RECORDS PROVIDED:
□ □ □ □
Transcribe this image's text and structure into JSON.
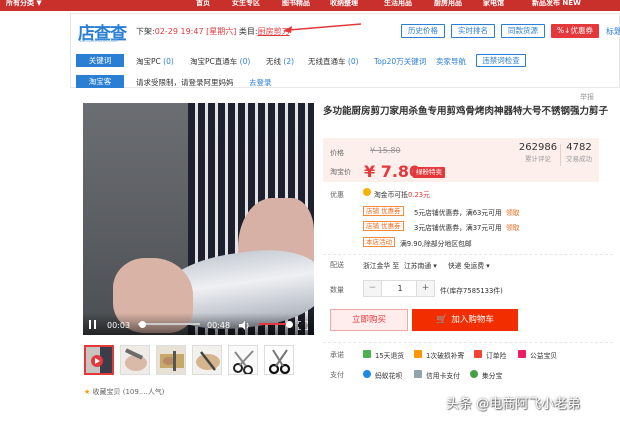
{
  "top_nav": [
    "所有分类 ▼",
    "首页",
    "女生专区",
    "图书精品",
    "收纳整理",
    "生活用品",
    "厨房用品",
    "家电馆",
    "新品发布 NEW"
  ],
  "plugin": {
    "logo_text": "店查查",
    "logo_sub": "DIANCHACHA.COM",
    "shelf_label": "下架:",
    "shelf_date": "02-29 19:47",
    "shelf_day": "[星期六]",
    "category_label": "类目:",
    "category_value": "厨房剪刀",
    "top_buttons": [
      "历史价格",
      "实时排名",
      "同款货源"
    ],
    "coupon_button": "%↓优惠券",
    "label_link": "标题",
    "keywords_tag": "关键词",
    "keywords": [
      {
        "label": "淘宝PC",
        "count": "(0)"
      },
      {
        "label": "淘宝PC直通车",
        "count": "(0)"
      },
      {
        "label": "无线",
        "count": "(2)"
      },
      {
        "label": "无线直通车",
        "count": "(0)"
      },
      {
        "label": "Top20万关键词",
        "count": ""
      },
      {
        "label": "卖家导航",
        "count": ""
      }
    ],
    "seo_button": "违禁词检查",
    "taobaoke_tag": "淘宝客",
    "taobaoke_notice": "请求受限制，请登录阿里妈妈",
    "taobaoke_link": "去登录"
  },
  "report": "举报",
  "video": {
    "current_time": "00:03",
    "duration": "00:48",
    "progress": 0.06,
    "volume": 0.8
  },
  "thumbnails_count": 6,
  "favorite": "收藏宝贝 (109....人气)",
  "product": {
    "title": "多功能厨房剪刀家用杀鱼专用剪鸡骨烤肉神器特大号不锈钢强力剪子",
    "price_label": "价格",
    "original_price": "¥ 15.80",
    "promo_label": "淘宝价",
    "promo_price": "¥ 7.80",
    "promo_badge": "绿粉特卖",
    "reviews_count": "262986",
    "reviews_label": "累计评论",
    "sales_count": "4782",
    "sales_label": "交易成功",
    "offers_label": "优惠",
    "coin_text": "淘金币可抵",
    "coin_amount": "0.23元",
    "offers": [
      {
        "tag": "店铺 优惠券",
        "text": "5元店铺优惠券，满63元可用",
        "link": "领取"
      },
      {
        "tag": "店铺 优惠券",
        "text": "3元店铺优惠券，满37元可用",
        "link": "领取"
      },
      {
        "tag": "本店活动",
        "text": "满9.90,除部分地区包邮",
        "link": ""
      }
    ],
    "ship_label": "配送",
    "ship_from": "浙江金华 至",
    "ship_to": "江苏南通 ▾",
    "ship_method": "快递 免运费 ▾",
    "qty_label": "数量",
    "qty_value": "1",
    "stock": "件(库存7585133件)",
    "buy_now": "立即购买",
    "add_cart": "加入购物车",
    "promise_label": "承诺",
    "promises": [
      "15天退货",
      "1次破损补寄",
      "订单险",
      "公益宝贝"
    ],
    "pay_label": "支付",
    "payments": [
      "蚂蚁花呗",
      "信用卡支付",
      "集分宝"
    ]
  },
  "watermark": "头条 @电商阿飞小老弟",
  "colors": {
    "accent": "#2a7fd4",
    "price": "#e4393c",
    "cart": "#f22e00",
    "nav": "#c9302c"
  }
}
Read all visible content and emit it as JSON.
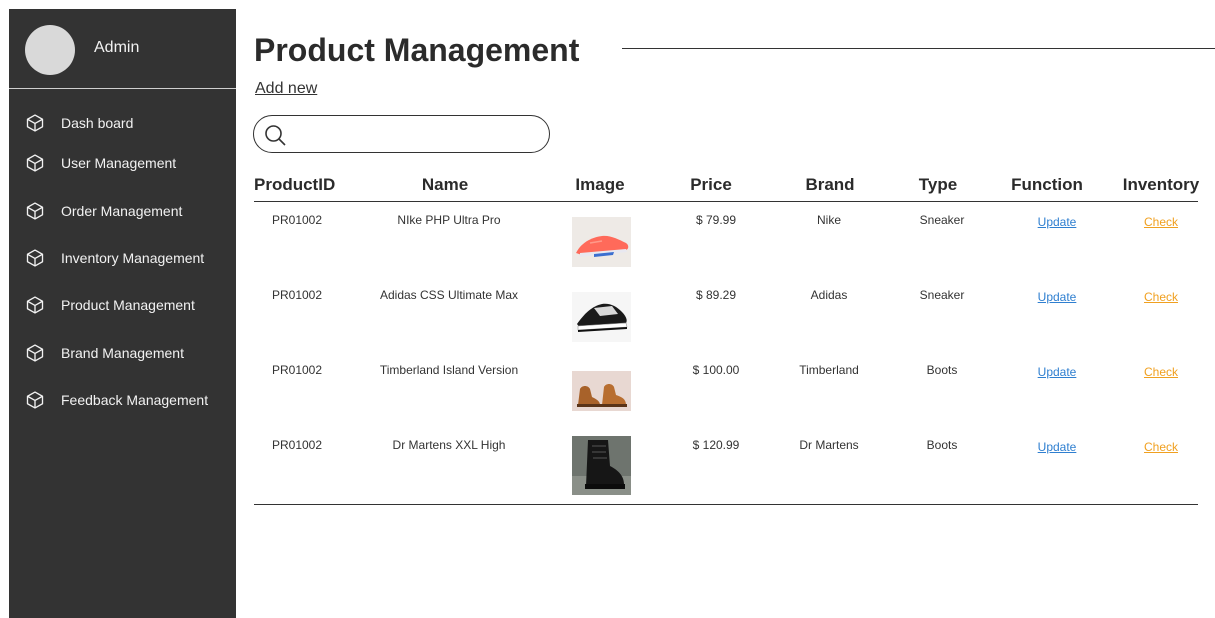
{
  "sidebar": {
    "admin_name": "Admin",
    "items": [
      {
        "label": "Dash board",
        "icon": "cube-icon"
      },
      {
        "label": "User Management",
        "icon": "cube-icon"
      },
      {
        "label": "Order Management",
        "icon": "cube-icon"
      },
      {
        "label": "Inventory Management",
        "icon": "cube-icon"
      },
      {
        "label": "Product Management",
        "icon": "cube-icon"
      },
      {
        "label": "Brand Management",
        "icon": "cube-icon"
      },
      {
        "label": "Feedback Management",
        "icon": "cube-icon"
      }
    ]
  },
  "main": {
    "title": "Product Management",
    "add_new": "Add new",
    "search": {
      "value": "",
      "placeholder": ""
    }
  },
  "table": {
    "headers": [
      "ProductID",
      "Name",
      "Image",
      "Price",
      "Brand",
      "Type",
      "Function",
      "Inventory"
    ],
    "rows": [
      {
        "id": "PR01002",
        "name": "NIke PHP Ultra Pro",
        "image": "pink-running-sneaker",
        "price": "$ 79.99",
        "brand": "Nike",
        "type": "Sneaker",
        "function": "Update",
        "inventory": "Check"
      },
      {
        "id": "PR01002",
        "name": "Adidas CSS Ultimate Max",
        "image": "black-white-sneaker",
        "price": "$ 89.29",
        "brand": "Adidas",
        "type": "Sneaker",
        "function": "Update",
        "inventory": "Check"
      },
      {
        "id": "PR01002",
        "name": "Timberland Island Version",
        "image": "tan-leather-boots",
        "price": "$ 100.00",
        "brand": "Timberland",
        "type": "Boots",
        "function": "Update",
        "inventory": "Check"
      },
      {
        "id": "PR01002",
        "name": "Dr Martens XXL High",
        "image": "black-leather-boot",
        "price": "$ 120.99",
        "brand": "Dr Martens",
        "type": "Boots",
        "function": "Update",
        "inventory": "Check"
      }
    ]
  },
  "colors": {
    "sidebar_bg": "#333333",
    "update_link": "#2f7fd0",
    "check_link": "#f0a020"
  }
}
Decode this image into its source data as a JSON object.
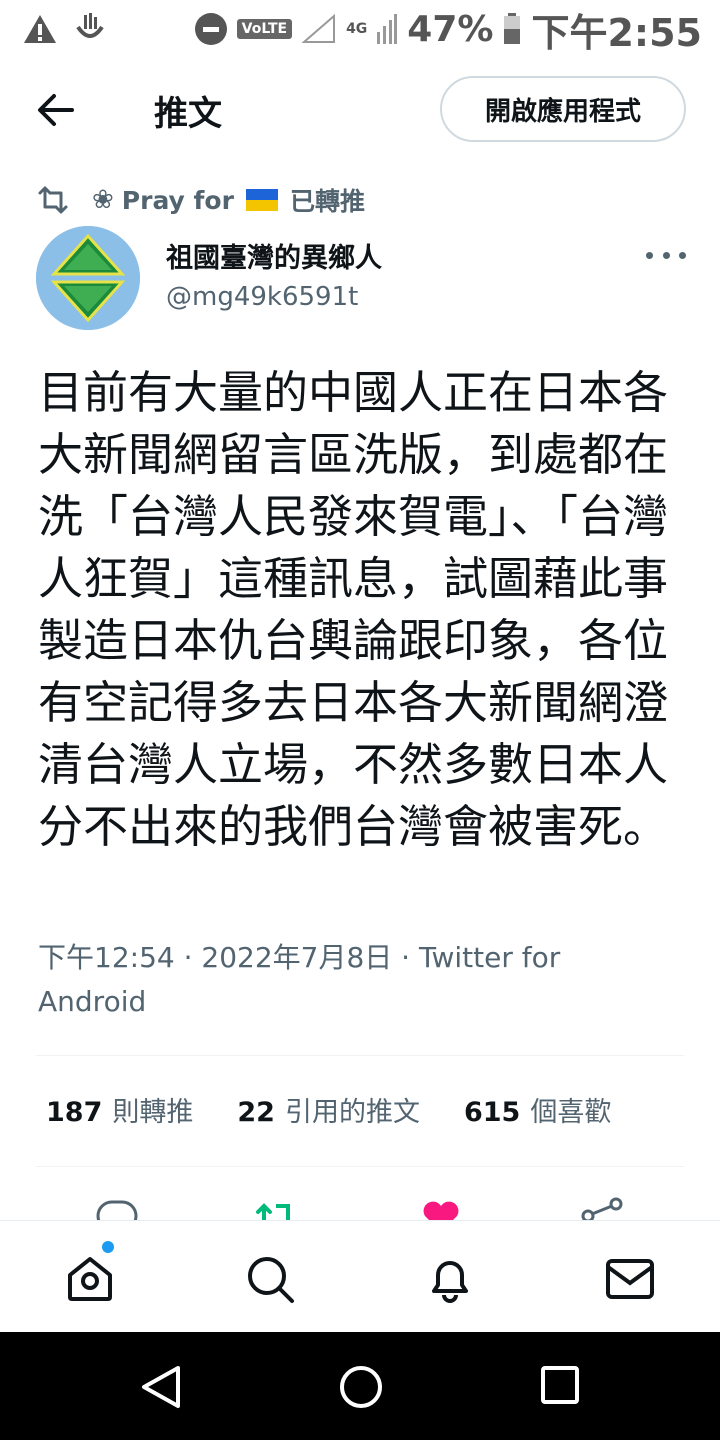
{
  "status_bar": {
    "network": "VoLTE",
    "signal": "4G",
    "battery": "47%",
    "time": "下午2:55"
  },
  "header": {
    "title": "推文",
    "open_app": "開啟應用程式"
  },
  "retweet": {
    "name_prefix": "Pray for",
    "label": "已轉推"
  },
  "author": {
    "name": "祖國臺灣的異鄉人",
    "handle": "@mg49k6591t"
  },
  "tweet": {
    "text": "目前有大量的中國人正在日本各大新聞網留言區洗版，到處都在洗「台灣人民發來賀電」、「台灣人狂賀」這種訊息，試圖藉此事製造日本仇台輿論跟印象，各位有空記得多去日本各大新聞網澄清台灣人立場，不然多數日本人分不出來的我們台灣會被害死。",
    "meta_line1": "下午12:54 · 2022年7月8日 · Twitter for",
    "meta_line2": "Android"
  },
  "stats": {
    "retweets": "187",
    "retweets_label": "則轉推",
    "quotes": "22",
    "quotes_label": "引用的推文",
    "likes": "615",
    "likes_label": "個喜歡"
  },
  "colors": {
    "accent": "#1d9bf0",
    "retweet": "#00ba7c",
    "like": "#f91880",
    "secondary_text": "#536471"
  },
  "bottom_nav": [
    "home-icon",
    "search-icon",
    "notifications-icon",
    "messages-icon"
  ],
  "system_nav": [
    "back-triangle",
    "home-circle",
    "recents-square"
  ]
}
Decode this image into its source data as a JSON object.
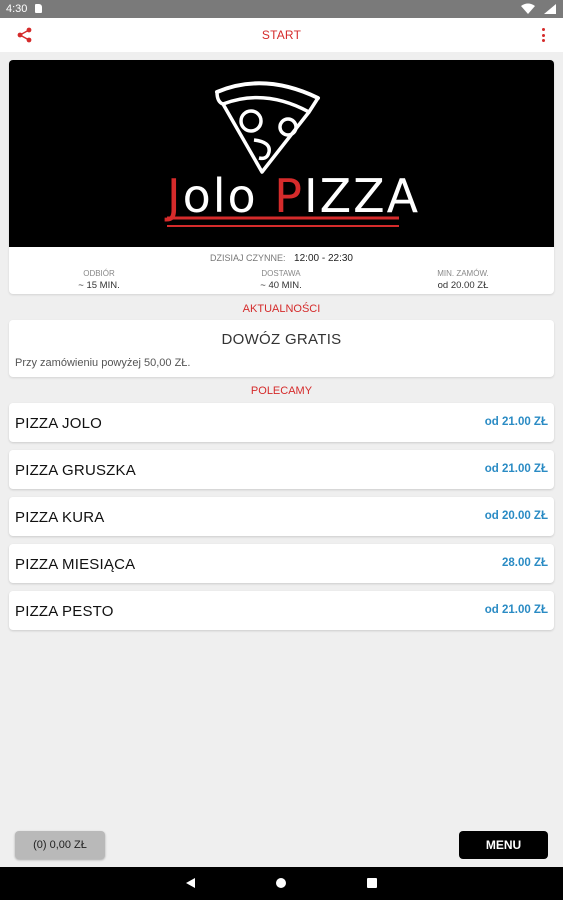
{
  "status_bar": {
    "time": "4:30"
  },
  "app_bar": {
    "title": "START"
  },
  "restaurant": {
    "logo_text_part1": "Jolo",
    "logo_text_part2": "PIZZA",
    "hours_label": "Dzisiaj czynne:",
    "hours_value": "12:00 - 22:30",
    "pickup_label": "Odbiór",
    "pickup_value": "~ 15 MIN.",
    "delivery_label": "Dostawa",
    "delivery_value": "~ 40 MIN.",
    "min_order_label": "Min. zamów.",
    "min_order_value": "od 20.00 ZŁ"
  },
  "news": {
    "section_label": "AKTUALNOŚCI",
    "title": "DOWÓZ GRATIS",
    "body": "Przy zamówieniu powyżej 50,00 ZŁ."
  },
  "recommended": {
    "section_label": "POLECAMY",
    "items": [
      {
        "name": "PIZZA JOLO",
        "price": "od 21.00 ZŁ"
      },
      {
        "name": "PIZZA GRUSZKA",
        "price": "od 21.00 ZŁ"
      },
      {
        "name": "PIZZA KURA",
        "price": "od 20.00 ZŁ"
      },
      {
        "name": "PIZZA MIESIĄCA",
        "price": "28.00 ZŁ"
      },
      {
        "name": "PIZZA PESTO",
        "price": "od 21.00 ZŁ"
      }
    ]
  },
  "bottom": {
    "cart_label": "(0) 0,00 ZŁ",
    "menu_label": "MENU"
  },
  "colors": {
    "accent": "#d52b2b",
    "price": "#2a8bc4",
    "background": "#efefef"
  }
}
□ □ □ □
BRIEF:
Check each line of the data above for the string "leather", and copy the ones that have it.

OUTPUT FOR THIS EXERCISE:
        "image": "tan-leather-boots",
        "image": "black-leather-boot",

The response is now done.